--- RECORDED INFORMATION Enclosed Below ---

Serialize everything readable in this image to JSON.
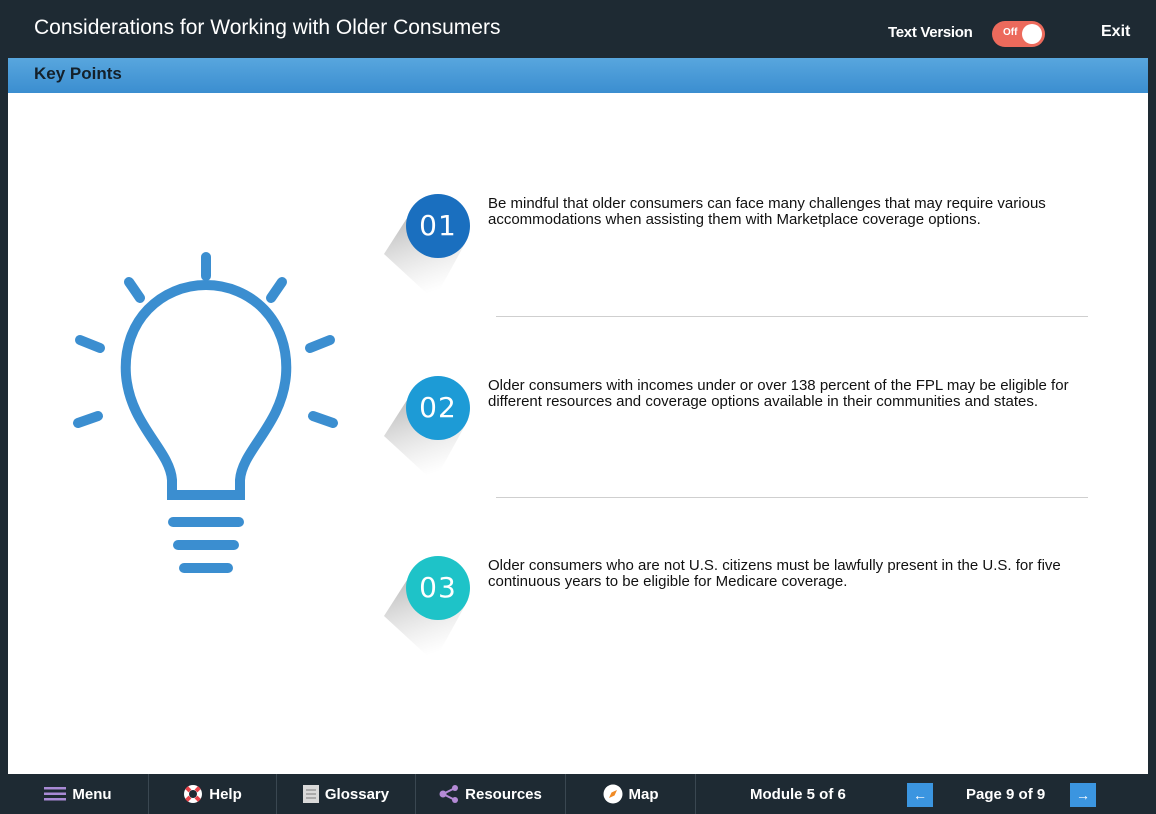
{
  "header": {
    "title": "Considerations for Working with Older Consumers",
    "text_version_label": "Text Version",
    "toggle_state": "Off",
    "exit_label": "Exit"
  },
  "subheader": {
    "title": "Key Points"
  },
  "points": [
    {
      "number": "01",
      "color": "#1a6fbf",
      "text": "Be mindful that older consumers can face many challenges that may require various accommodations when assisting them with Marketplace coverage options."
    },
    {
      "number": "02",
      "color": "#1d9bd6",
      "text": "Older consumers with incomes under or over 138 percent of the FPL may be eligible for different resources and coverage options available in their communities and states."
    },
    {
      "number": "03",
      "color": "#1ec3c8",
      "text": "Older consumers who are not U.S. citizens must be lawfully present in the U.S. for five continuous years to be eligible for Medicare coverage."
    }
  ],
  "footer": {
    "menu_label": "Menu",
    "help_label": "Help",
    "glossary_label": "Glossary",
    "resources_label": "Resources",
    "map_label": "Map",
    "module_text": "Module 5 of 6",
    "page_text": "Page 9 of 9",
    "prev_icon": "←",
    "next_icon": "→"
  },
  "colors": {
    "topbar": "#1e2a33",
    "accent_blue": "#3b8ed0",
    "toggle_off": "#ec6a5c",
    "bulb": "#3b8ed0"
  }
}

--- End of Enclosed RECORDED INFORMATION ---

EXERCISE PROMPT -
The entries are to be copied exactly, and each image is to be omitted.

RESPONSE BELOW -
Serialize everything readable in this image to JSON.
{
  "header": {
    "title": "Considerations for Working with Older Consumers",
    "text_version_label": "Text Version",
    "toggle_state": "Off",
    "exit_label": "Exit"
  },
  "subheader": {
    "title": "Key Points"
  },
  "points": [
    {
      "number": "01",
      "color": "#1a6fbf",
      "text": "Be mindful that older consumers can face many challenges that may require various accommodations when assisting them with Marketplace coverage options."
    },
    {
      "number": "02",
      "color": "#1d9bd6",
      "text": "Older consumers with incomes under or over 138 percent of the FPL may be eligible for different resources and coverage options available in their communities and states."
    },
    {
      "number": "03",
      "color": "#1ec3c8",
      "text": "Older consumers who are not U.S. citizens must be lawfully present in the U.S. for five continuous years to be eligible for Medicare coverage."
    }
  ],
  "footer": {
    "menu_label": "Menu",
    "help_label": "Help",
    "glossary_label": "Glossary",
    "resources_label": "Resources",
    "map_label": "Map",
    "module_text": "Module 5 of 6",
    "page_text": "Page 9 of 9",
    "prev_icon": "←",
    "next_icon": "→"
  },
  "colors": {
    "topbar": "#1e2a33",
    "accent_blue": "#3b8ed0",
    "toggle_off": "#ec6a5c",
    "bulb": "#3b8ed0"
  }
}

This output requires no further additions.